WORK REQUEST:
Since each line must match the original, copy out the records with no differences at all.

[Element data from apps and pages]
━━━━━━━━━━
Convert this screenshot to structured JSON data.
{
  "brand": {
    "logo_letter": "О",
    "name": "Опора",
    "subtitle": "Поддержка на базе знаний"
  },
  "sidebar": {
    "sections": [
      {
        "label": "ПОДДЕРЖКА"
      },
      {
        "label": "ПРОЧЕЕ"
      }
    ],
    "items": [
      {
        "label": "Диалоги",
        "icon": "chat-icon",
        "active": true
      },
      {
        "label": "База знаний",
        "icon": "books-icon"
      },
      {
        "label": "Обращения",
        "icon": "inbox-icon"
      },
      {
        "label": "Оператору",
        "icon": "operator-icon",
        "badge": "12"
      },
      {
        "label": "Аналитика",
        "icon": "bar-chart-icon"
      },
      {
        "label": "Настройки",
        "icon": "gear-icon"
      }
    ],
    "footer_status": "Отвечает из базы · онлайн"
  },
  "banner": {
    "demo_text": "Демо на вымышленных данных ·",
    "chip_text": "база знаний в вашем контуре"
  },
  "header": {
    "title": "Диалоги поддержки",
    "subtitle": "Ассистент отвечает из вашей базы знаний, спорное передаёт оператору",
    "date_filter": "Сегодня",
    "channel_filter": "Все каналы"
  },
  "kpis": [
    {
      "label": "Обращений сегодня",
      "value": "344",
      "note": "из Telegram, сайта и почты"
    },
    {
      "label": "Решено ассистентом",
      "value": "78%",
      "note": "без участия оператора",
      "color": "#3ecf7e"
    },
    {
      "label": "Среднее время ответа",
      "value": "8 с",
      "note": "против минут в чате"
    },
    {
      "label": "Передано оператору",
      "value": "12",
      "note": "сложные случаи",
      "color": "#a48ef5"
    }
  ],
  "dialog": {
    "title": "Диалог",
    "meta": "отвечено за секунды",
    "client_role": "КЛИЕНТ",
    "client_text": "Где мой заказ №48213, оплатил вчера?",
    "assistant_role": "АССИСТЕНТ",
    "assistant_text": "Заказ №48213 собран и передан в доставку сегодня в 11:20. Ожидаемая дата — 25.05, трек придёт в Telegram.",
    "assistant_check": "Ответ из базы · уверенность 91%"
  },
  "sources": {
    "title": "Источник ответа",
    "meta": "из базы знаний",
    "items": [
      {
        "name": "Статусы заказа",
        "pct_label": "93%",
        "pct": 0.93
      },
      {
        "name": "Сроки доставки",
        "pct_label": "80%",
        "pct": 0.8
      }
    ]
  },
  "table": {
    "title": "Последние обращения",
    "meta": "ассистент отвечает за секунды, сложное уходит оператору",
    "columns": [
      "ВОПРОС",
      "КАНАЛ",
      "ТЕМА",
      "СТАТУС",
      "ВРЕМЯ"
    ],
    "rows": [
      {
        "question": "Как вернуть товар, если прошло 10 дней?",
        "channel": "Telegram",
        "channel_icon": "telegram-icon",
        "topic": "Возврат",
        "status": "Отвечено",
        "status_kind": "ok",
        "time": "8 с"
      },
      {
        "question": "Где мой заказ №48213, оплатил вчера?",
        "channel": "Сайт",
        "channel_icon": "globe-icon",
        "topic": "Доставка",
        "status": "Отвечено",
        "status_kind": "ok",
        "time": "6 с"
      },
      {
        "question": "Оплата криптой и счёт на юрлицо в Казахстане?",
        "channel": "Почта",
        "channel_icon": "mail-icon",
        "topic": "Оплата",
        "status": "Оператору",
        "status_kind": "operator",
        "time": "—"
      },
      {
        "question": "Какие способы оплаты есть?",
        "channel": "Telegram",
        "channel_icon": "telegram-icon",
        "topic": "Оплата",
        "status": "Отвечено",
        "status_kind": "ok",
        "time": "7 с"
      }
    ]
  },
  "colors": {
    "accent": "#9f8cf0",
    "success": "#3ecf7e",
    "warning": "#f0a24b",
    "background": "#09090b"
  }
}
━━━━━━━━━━
EXPECTED ANSWER:
Convert this screenshot to structured JSON data.
{
  "brand": {
    "logo_letter": "О",
    "name": "Опора",
    "subtitle": "Поддержка на базе знаний"
  },
  "sidebar": {
    "sections": [
      {
        "label": "ПОДДЕРЖКА"
      },
      {
        "label": "ПРОЧЕЕ"
      }
    ],
    "items": [
      {
        "label": "Диалоги",
        "icon": "chat-icon",
        "active": true
      },
      {
        "label": "База знаний",
        "icon": "books-icon"
      },
      {
        "label": "Обращения",
        "icon": "inbox-icon"
      },
      {
        "label": "Оператору",
        "icon": "operator-icon",
        "badge": "12"
      },
      {
        "label": "Аналитика",
        "icon": "bar-chart-icon"
      },
      {
        "label": "Настройки",
        "icon": "gear-icon"
      }
    ],
    "footer_status": "Отвечает из базы · онлайн"
  },
  "banner": {
    "demo_text": "Демо на вымышленных данных ·",
    "chip_text": "база знаний в вашем контуре"
  },
  "header": {
    "title": "Диалоги поддержки",
    "subtitle": "Ассистент отвечает из вашей базы знаний, спорное передаёт оператору",
    "date_filter": "Сегодня",
    "channel_filter": "Все каналы"
  },
  "kpis": [
    {
      "label": "Обращений сегодня",
      "value": "344",
      "note": "из Telegram, сайта и почты"
    },
    {
      "label": "Решено ассистентом",
      "value": "78%",
      "note": "без участия оператора",
      "color": "#3ecf7e"
    },
    {
      "label": "Среднее время ответа",
      "value": "8 с",
      "note": "против минут в чате"
    },
    {
      "label": "Передано оператору",
      "value": "12",
      "note": "сложные случаи",
      "color": "#a48ef5"
    }
  ],
  "dialog": {
    "title": "Диалог",
    "meta": "отвечено за секунды",
    "client_role": "КЛИЕНТ",
    "client_text": "Где мой заказ №48213, оплатил вчера?",
    "assistant_role": "АССИСТЕНТ",
    "assistant_text": "Заказ №48213 собран и передан в доставку сегодня в 11:20. Ожидаемая дата — 25.05, трек придёт в Telegram.",
    "assistant_check": "Ответ из базы · уверенность 91%"
  },
  "sources": {
    "title": "Источник ответа",
    "meta": "из базы знаний",
    "items": [
      {
        "name": "Статусы заказа",
        "pct_label": "93%",
        "pct": 0.93
      },
      {
        "name": "Сроки доставки",
        "pct_label": "80%",
        "pct": 0.8
      }
    ]
  },
  "table": {
    "title": "Последние обращения",
    "meta": "ассистент отвечает за секунды, сложное уходит оператору",
    "columns": [
      "ВОПРОС",
      "КАНАЛ",
      "ТЕМА",
      "СТАТУС",
      "ВРЕМЯ"
    ],
    "rows": [
      {
        "question": "Как вернуть товар, если прошло 10 дней?",
        "channel": "Telegram",
        "channel_icon": "telegram-icon",
        "topic": "Возврат",
        "status": "Отвечено",
        "status_kind": "ok",
        "time": "8 с"
      },
      {
        "question": "Где мой заказ №48213, оплатил вчера?",
        "channel": "Сайт",
        "channel_icon": "globe-icon",
        "topic": "Доставка",
        "status": "Отвечено",
        "status_kind": "ok",
        "time": "6 с"
      },
      {
        "question": "Оплата криптой и счёт на юрлицо в Казахстане?",
        "channel": "Почта",
        "channel_icon": "mail-icon",
        "topic": "Оплата",
        "status": "Оператору",
        "status_kind": "operator",
        "time": "—"
      },
      {
        "question": "Какие способы оплаты есть?",
        "channel": "Telegram",
        "channel_icon": "telegram-icon",
        "topic": "Оплата",
        "status": "Отвечено",
        "status_kind": "ok",
        "time": "7 с"
      }
    ]
  },
  "colors": {
    "accent": "#9f8cf0",
    "success": "#3ecf7e",
    "warning": "#f0a24b",
    "background": "#09090b"
  }
}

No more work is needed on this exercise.